Problem to work on =>
Pull each line containing "TimeQ" from the data.

== Segment start ==

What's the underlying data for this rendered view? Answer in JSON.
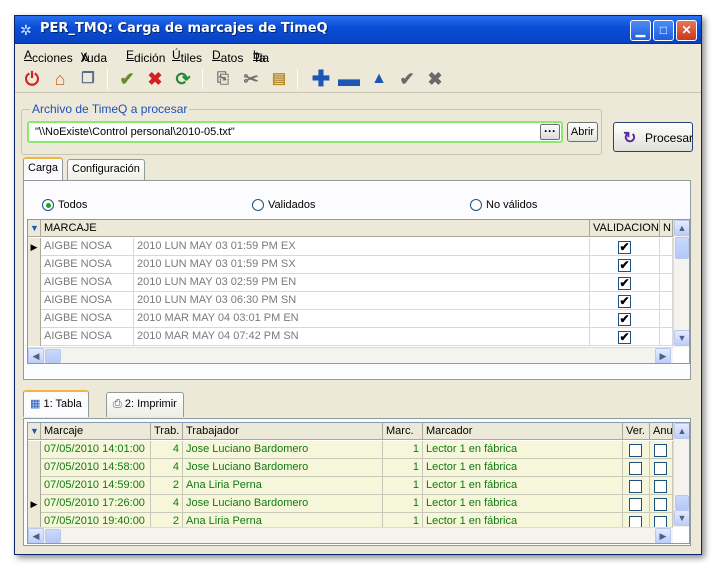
{
  "window": {
    "title": "PER_TMQ: Carga de marcajes de TimeQ"
  },
  "menu": [
    {
      "pre": "",
      "u": "A",
      "post": "cciones"
    },
    {
      "pre": "A",
      "u": "y",
      "post": "uda"
    },
    {
      "pre": "",
      "u": "E",
      "post": "dición"
    },
    {
      "pre": "",
      "u": "Ú",
      "post": "tiles"
    },
    {
      "pre": "",
      "u": "D",
      "post": "atos"
    },
    {
      "pre": "Ta",
      "u": "b",
      "post": "la"
    }
  ],
  "toolbar": [
    "power-icon",
    "home-icon",
    "windows-icon",
    "approve-all-icon",
    "reject-all-icon",
    "refresh-icon",
    "copy-icon",
    "cut-icon",
    "paste-icon",
    "add-icon",
    "remove-icon",
    "up-icon",
    "accept-icon",
    "cancel-icon"
  ],
  "archivo": {
    "label": "Archivo de TimeQ a procesar",
    "path": "\"\\\\NoExiste\\Control personal\\2010-05.txt\"",
    "ellipsis": "···",
    "abrir": "Abrir"
  },
  "procesar": "Procesar",
  "tabs_top": [
    "Carga",
    "Configuración"
  ],
  "filtros": {
    "todos": "Todos",
    "validados": "Validados",
    "no_validos": "No válidos"
  },
  "grid1": {
    "headers": {
      "marcaje": "MARCAJE",
      "validacion": "VALIDACION",
      "n": "N"
    },
    "rows": [
      {
        "nombre": "AIGBE NOSA",
        "fecha": "2010 LUN MAY 03 01:59 PM EX",
        "valid": "✔"
      },
      {
        "nombre": "AIGBE NOSA",
        "fecha": "2010 LUN MAY 03 01:59 PM SX",
        "valid": "✔"
      },
      {
        "nombre": "AIGBE NOSA",
        "fecha": "2010 LUN MAY 03 02:59 PM EN",
        "valid": "✔"
      },
      {
        "nombre": "AIGBE NOSA",
        "fecha": "2010 LUN MAY 03 06:30 PM SN",
        "valid": "✔"
      },
      {
        "nombre": "AIGBE NOSA",
        "fecha": "2010 MAR MAY 04 03:01 PM EN",
        "valid": "✔"
      },
      {
        "nombre": "AIGBE NOSA",
        "fecha": "2010 MAR MAY 04 07:42 PM SN",
        "valid": "✔"
      }
    ]
  },
  "tabs_bottom": [
    "1: Tabla",
    "2: Imprimir"
  ],
  "grid2": {
    "headers": {
      "marcaje": "Marcaje",
      "trab": "Trab.",
      "trabajador": "Trabajador",
      "marc": "Marc.",
      "marcador": "Marcador",
      "ver": "Ver.",
      "anu": "Anu"
    },
    "rows": [
      {
        "marcaje": "07/05/2010 14:01:00",
        "trab": "4",
        "trabajador": "Jose Luciano Bardomero",
        "marc": "1",
        "marcador": "Lector 1 en fábrica"
      },
      {
        "marcaje": "07/05/2010 14:58:00",
        "trab": "4",
        "trabajador": "Jose Luciano Bardomero",
        "marc": "1",
        "marcador": "Lector 1 en fábrica"
      },
      {
        "marcaje": "07/05/2010 14:59:00",
        "trab": "2",
        "trabajador": "Ana Liria Perna",
        "marc": "1",
        "marcador": "Lector 1 en fábrica"
      },
      {
        "marcaje": "07/05/2010 17:26:00",
        "trab": "4",
        "trabajador": "Jose Luciano Bardomero",
        "marc": "1",
        "marcador": "Lector 1 en fábrica"
      },
      {
        "marcaje": "07/05/2010 19:40:00",
        "trab": "2",
        "trabajador": "Ana Liria Perna",
        "marc": "1",
        "marcador": "Lector 1 en fábrica"
      }
    ]
  }
}
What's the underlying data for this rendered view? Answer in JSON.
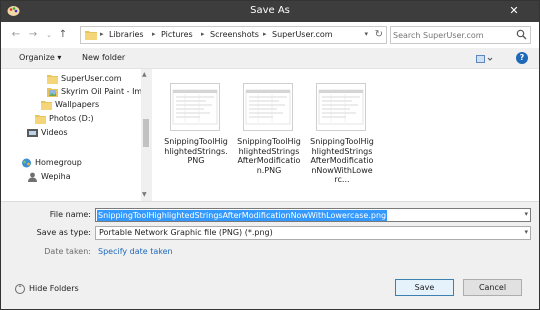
{
  "window": {
    "title": "Save As",
    "close_glyph": "✕"
  },
  "nav": {
    "back_glyph": "←",
    "forward_glyph": "→",
    "up_glyph": "↑",
    "recent_glyph": "⌄",
    "breadcrumbs": [
      "Libraries",
      "Pictures",
      "Screenshots",
      "SuperUser.com"
    ],
    "sep_glyph": "▸",
    "search_placeholder": "Search SuperUser.com"
  },
  "toolbar": {
    "organize_label": "Organize ▾",
    "new_folder_label": "New folder",
    "help_glyph": "?"
  },
  "navpane": {
    "items": [
      {
        "label": "SuperUser.com",
        "icon": "folder-icon"
      },
      {
        "label": "Skyrim Oil Paint - Img",
        "icon": "image-folder-icon"
      },
      {
        "label": "Wallpapers",
        "icon": "folder-icon"
      },
      {
        "label": "Photos (D:)",
        "icon": "folder-icon"
      },
      {
        "label": "Videos",
        "icon": "video-library-icon"
      },
      {
        "label": "Homegroup",
        "icon": "homegroup-icon"
      },
      {
        "label": "Wepiha",
        "icon": "user-icon"
      }
    ]
  },
  "files": [
    {
      "name": "SnippingToolHighlightedStrings.PNG"
    },
    {
      "name": "SnippingToolHighlightedStringsAfterModification.PNG"
    },
    {
      "name": "SnippingToolHighlightedStringsAfterModificationNowWithLowerc..."
    }
  ],
  "form": {
    "file_name_label": "File name:",
    "file_name_value": "SnippingToolHighlightedStringsAfterModificationNowWithLowercase.png",
    "save_type_label": "Save as type:",
    "save_type_value": "Portable Network Graphic file (PNG) (*.png)",
    "date_label": "Date taken:",
    "date_link": "Specify date taken"
  },
  "footer": {
    "hide_folders_label": "Hide Folders",
    "save_label": "Save",
    "cancel_label": "Cancel"
  },
  "colors": {
    "accent": "#3399ff",
    "titlebar": "#3d3d3d",
    "link": "#1f69b9"
  }
}
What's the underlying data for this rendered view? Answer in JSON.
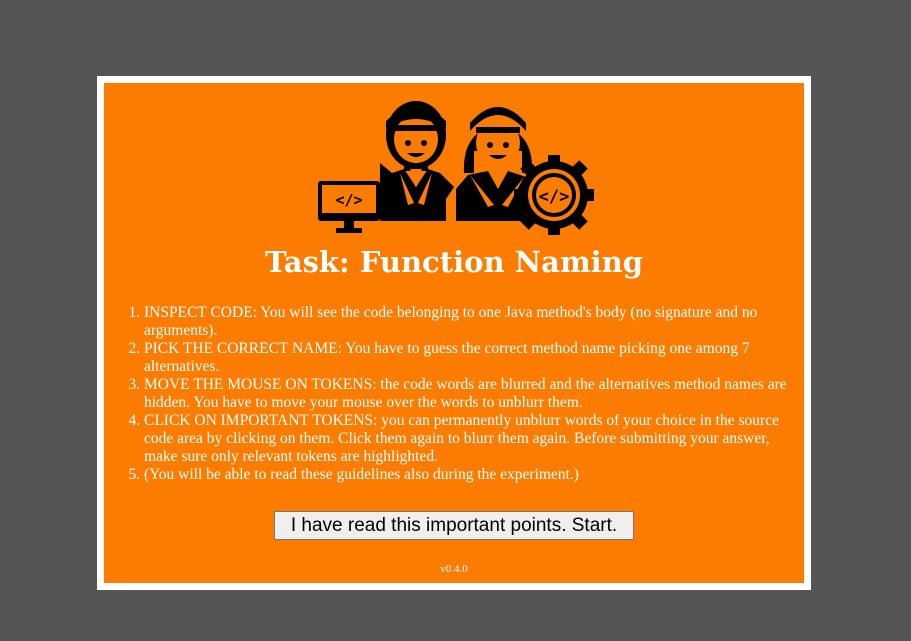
{
  "modal": {
    "illustration_icon": "developers-coding-icon",
    "title": "Task: Function Naming",
    "guidelines": [
      "INSPECT CODE: You will see the code belonging to one Java method's body (no signature and no arguments).",
      "PICK THE CORRECT NAME: You have to guess the correct method name picking one among 7 alternatives.",
      "MOVE THE MOUSE ON TOKENS: the code words are blurred and the alternatives method names are hidden. You have to move your mouse over the words to unblurr them.",
      "CLICK ON IMPORTANT TOKENS: you can permanently unblurr words of your choice in the source code area by clicking on them. Click them again to blurr them again. Before submitting your answer, make sure only relevant tokens are highlighted.",
      "(You will be able to read these guidelines also during the experiment.)"
    ],
    "start_button_label": "I have read this important points. Start.",
    "version": "v0.4.0"
  },
  "colors": {
    "backdrop": "#555555",
    "frame": "#ffffff",
    "panel": "#fb7c00",
    "text": "#ffffff",
    "icon": "#000000"
  }
}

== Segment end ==

Exercise result =>
    "title": "PER_TMQ: Carga de marcajes de TimeQ"
    "label": "Archivo de TimeQ a procesar",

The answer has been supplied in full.